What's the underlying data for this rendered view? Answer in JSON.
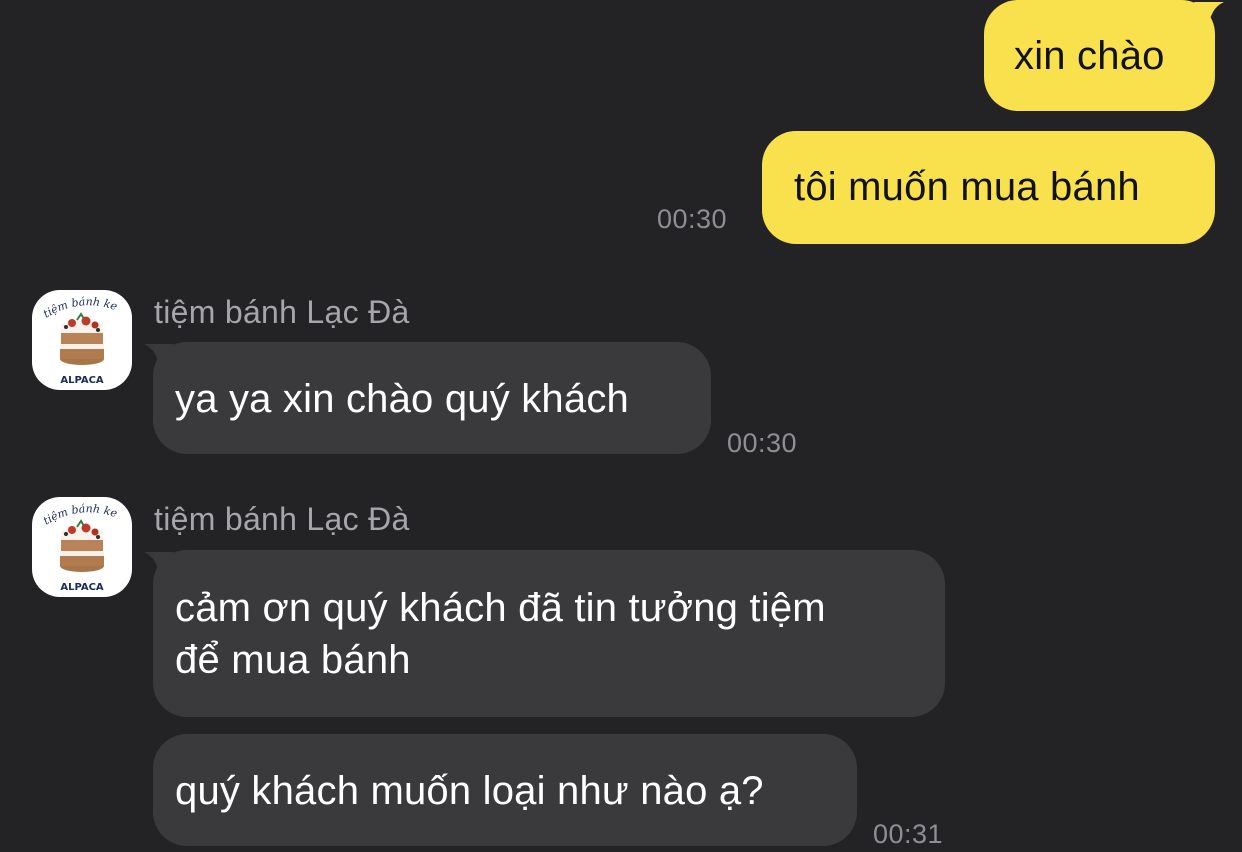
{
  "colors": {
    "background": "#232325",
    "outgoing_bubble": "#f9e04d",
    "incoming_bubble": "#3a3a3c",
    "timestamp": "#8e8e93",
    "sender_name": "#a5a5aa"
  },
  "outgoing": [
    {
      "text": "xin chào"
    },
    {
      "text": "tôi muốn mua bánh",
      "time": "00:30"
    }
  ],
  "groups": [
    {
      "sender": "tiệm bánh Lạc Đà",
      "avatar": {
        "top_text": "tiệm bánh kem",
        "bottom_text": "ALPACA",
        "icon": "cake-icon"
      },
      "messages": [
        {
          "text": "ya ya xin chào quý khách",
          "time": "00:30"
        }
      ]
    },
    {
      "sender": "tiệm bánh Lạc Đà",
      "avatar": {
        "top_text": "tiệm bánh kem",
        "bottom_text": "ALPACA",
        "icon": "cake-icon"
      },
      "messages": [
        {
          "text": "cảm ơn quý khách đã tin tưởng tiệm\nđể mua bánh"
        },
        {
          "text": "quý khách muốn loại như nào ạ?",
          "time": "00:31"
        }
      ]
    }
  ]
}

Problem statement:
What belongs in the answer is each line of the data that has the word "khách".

Output of the task:
          "text": "ya ya xin chào quý khách",
          "text": "cảm ơn quý khách đã tin tưởng tiệm\nđể mua bánh"
          "text": "quý khách muốn loại như nào ạ?",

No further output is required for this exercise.